With the adoption of this technique, Meachen-Samuels and Binder were able to compare the amount of dentin in the canine teeth with the size of the lower jaw, which acts as a proxy for body size. This data could then be plotted out on a graph to see where individuals fell out in relation to each other in Smilodon and American lions. The resulting pattern would reflect whether or not there were significant differences between males and females.
In a species where males differed significantly from females, for example, it would be expected that the data points would cluster into two groups; one representing males and the other females. In a species with low sexual dimorphism, however, the measurements should all cluster closely around each other and show no division between two distinct types. As a test that would be useful for later comparison, the authors plotted the data from modern lions whose sex was known, and they showed the expected distribution. With one possible exception, there were distinct clusters and males and females divided by an intermediate gap that was not occupied.
The trend seen among the modern lions allowed the researchers to accurately interpret the data for the extinct La Brea lions and Smilodon. As might be expected, the measurements from the fossil lions fell into two separate groups, just like their modern counterparts, with the larger individuals probably being males and the smaller ones being females. The American lions were definitely sexually dimorphic.
No such division was seen in Smilodon, though. Even though certain individuals had been hypothesized to be male or female, all the individuals clustered much more closely together than in either of the lion groups. A minor split between slightly larger male and smaller female Smilodon appeared to be present, but the overall pattern was that the La Brea sabercats showed little to no sexual dimorphism. This is consistent with what has previously been proposed from comparisons of skulls and skeletons, but further studies are required to be sure.
But what about Smilodon behavior? For years, paleontologists have been debating whether Smilodon was a social hunter, like the lions, or whether the sabercat was a tiger-like, solitary hunter. Frustratingly, the new information does not tell us either way. While we can assume that the American lions shared the harem lifestyle of their living relatives, we can’t directly associate sexual dimorphism with this kind of social system. Even males and females of solitary cat species can be dimorphic, so the differences between the sexes can’t be taken as a stable indicator of whether a species was social or not.

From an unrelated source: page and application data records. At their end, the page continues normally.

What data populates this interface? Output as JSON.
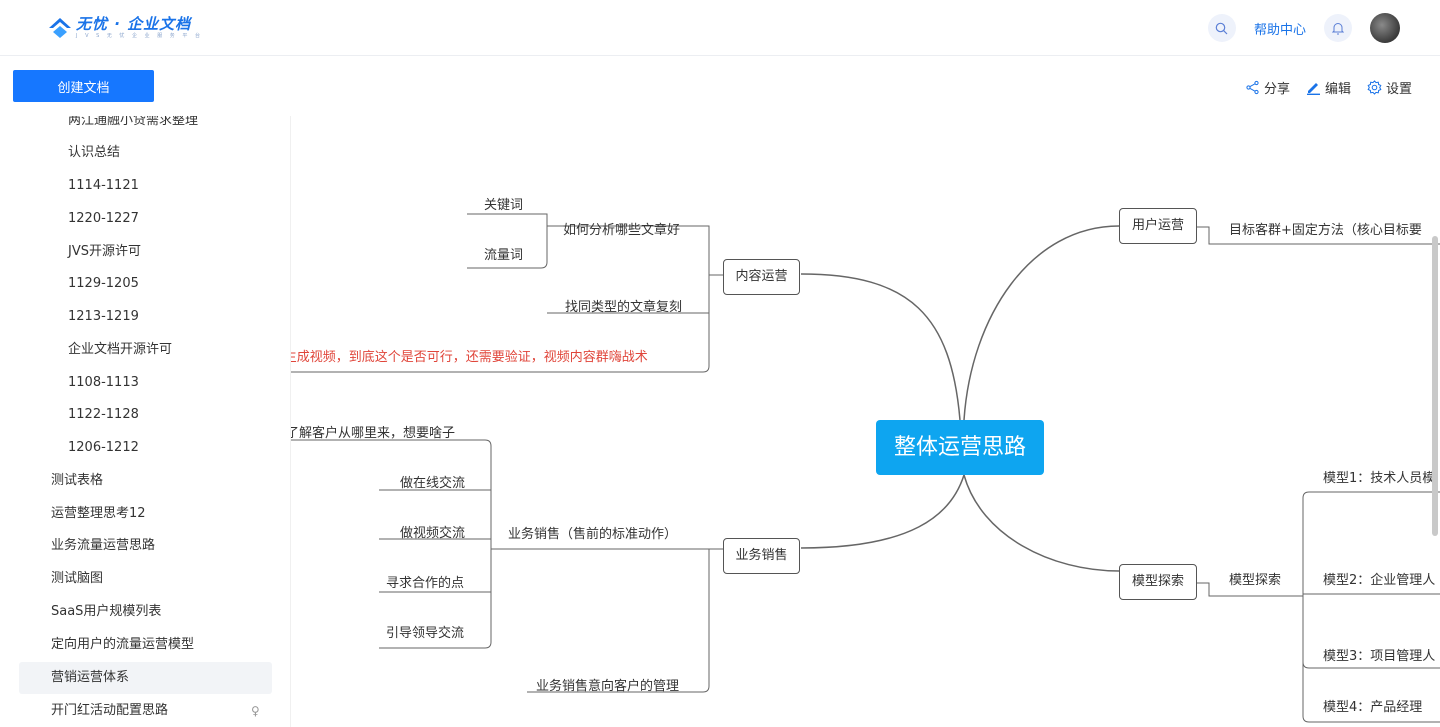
{
  "header": {
    "logo_title": "无忧 · 企业文档",
    "logo_sub": "J V S 无 忧 企 业 服 务 平 台",
    "help_label": "帮助中心",
    "search_icon": "search-icon",
    "bell_icon": "bell-icon"
  },
  "sidebar": {
    "create_label": "创建文档",
    "items": [
      {
        "label": "两江通融小贷需求整理"
      },
      {
        "label": "认识总结"
      },
      {
        "label": "1114-1121"
      },
      {
        "label": "1220-1227"
      },
      {
        "label": "JVS开源许可"
      },
      {
        "label": "1129-1205"
      },
      {
        "label": "1213-1219"
      },
      {
        "label": "企业文档开源许可"
      },
      {
        "label": "1108-1113"
      },
      {
        "label": "1122-1128"
      },
      {
        "label": "1206-1212"
      },
      {
        "label": "测试表格"
      },
      {
        "label": "运营整理思考12"
      },
      {
        "label": "业务流量运营思路"
      },
      {
        "label": "测试脑图"
      },
      {
        "label": "SaaS用户规模列表"
      },
      {
        "label": "定向用户的流量运营模型"
      },
      {
        "label": "营销运营体系"
      },
      {
        "label": "开门红活动配置思路"
      }
    ]
  },
  "toolbar": {
    "share_label": "分享",
    "edit_label": "编辑",
    "settings_label": "设置"
  },
  "mindmap": {
    "root": "整体运营思路",
    "content_ops": "内容运营",
    "analyze": "如何分析哪些文章好",
    "keyword": "关键词",
    "traffic_word": "流量词",
    "copy_articles": "找同类型的文章复刻",
    "video_note": "AI生成视频，到底这个是否可行，还需要验证，视频内容群嗨战术",
    "user_ops": "用户运营",
    "target_group": "目标客群+固定方法（核心目标要",
    "biz_sales": "业务销售",
    "biz_std": "业务销售（售前的标准动作）",
    "know_customer": "了解客户从哪里来，想要啥子",
    "online": "做在线交流",
    "video_chat": "做视频交流",
    "coop_point": "寻求合作的点",
    "guide_leader": "引导领导交流",
    "intent_mgmt": "业务销售意向客户的管理",
    "model_explore": "模型探索",
    "model_explore2": "模型探索",
    "model1": "模型1：技术人员模",
    "model2": "模型2：企业管理人",
    "model3": "模型3：项目管理人",
    "model4": "模型4：产品经理"
  }
}
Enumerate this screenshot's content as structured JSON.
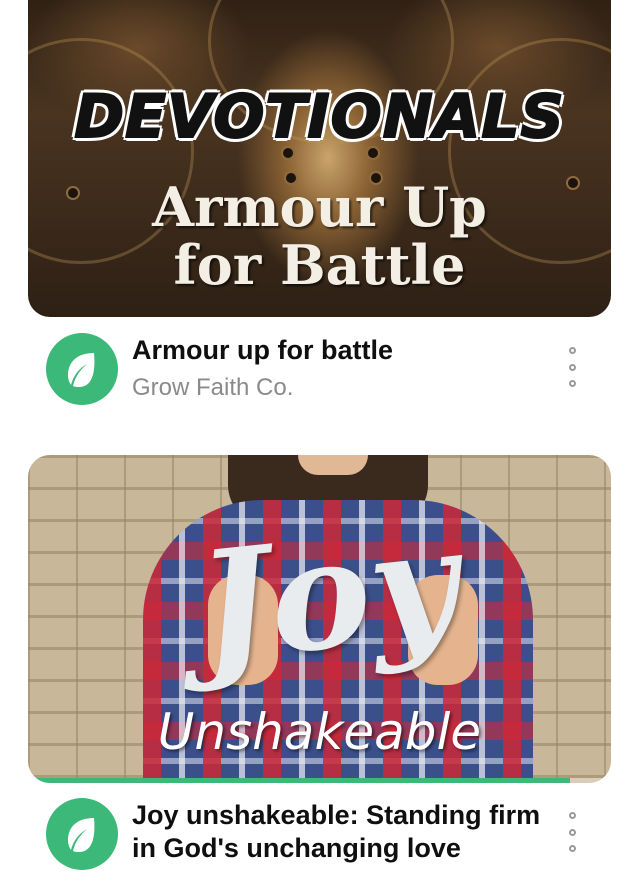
{
  "feed": {
    "items": [
      {
        "thumbnail": {
          "headline": "DEVOTIONALS",
          "subtitle_line1": "Armour Up",
          "subtitle_line2": "for Battle"
        },
        "title": "Armour up for battle",
        "channel": "Grow Faith Co.",
        "channel_logo_icon": "leaf-icon",
        "menu_icon": "more-vertical-icon"
      },
      {
        "thumbnail": {
          "headline": "Joy",
          "subtitle_line1": "Unshakeable",
          "watch_progress_fraction": 0.93
        },
        "title": "Joy unshakeable: Standing firm in God's unchanging love",
        "channel_logo_icon": "leaf-icon",
        "menu_icon": "more-vertical-icon"
      }
    ]
  },
  "colors": {
    "brand_green": "#3cb878",
    "title_text": "#0f0f0f",
    "secondary_text": "#8a8a8a"
  }
}
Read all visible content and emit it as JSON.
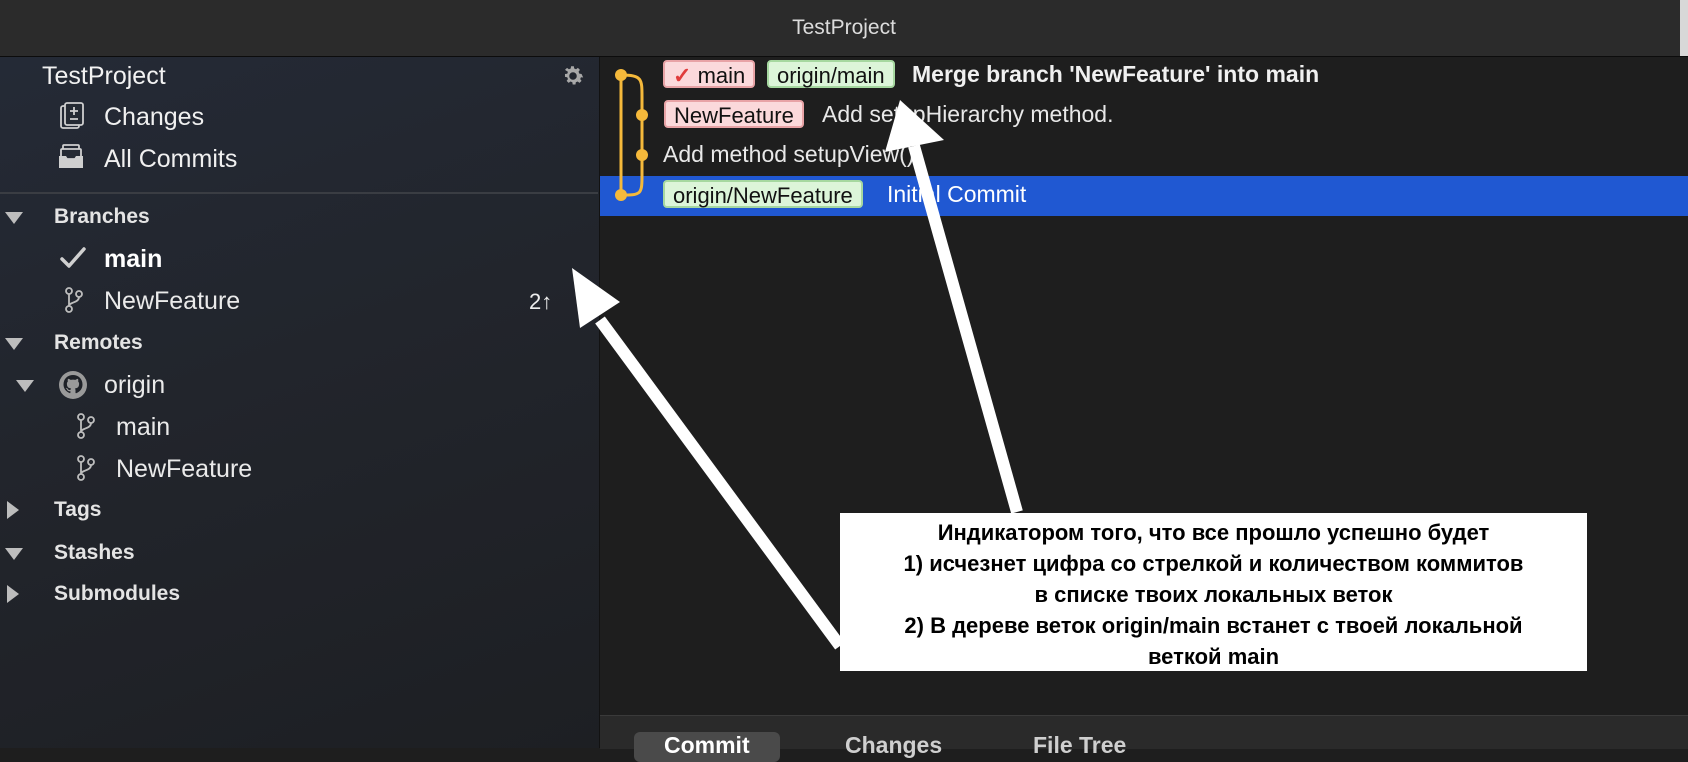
{
  "window": {
    "title": "TestProject"
  },
  "sidebar": {
    "project_title": "TestProject",
    "nav": [
      {
        "label": "Changes",
        "icon": "changes-icon"
      },
      {
        "label": "All Commits",
        "icon": "all-commits-icon"
      }
    ],
    "sections": {
      "branches": "Branches",
      "remotes": "Remotes",
      "tags": "Tags",
      "stashes": "Stashes",
      "submodules": "Submodules"
    },
    "branches": [
      {
        "name": "main",
        "current": true
      },
      {
        "name": "NewFeature",
        "ahead": "2↑"
      }
    ],
    "remotes": [
      {
        "name": "origin",
        "branches": [
          "main",
          "NewFeature"
        ]
      }
    ]
  },
  "commits": [
    {
      "tags": [
        {
          "label": "main",
          "kind": "local",
          "check": true
        },
        {
          "label": "origin/main",
          "kind": "remote"
        }
      ],
      "message": "Merge branch 'NewFeature' into main"
    },
    {
      "tags": [
        {
          "label": "NewFeature",
          "kind": "local"
        }
      ],
      "message": "Add setupHierarchy method."
    },
    {
      "tags": [],
      "message": "Add method setupView()"
    },
    {
      "tags": [
        {
          "label": "origin/NewFeature",
          "kind": "remote"
        }
      ],
      "message": "Initial Commit",
      "selected": true
    }
  ],
  "bottom_tabs": [
    "Commit",
    "Changes",
    "File Tree"
  ],
  "annotation": {
    "lines": [
      "Индикатором того,  что все прошло успешно будет",
      "1) исчезнет цифра со стрелкой и количеством коммитов",
      "в списке твоих локальных веток",
      "2) В дереве веток origin/main встанет с твоей локальной",
      "веткой main"
    ]
  },
  "colors": {
    "selection": "#2058d2",
    "graph_line": "#f5b93b",
    "local_tag_bg": "#fbd9db",
    "remote_tag_bg": "#dcf5d9"
  }
}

Likewise, there are social predators – such as grey wolves – in which there is little to no difference between males and females. The reason for the different might rely on reproduction. Wolves are monogamous whereas lions are not, and so sexual dimorphism in these carnivores might be a better indicator of their mating system than their social system. If this is correct, then Smilodon probably had a different mating system than lions do, but whether they also hunted in prides remains an open question for paleontologists.
Top Image: A restoration of Smilodon by Charles R. Knight. From Wikipedia.
Meachen-Samuels, J., & Binder, W. (2009). Sexual dimorphism and ontogenetic growth in the American lion and sabertoothed cat from Rancho La Brea Journal of Zoology DOI: 10.1111/j.1469-7998.2009.00659.x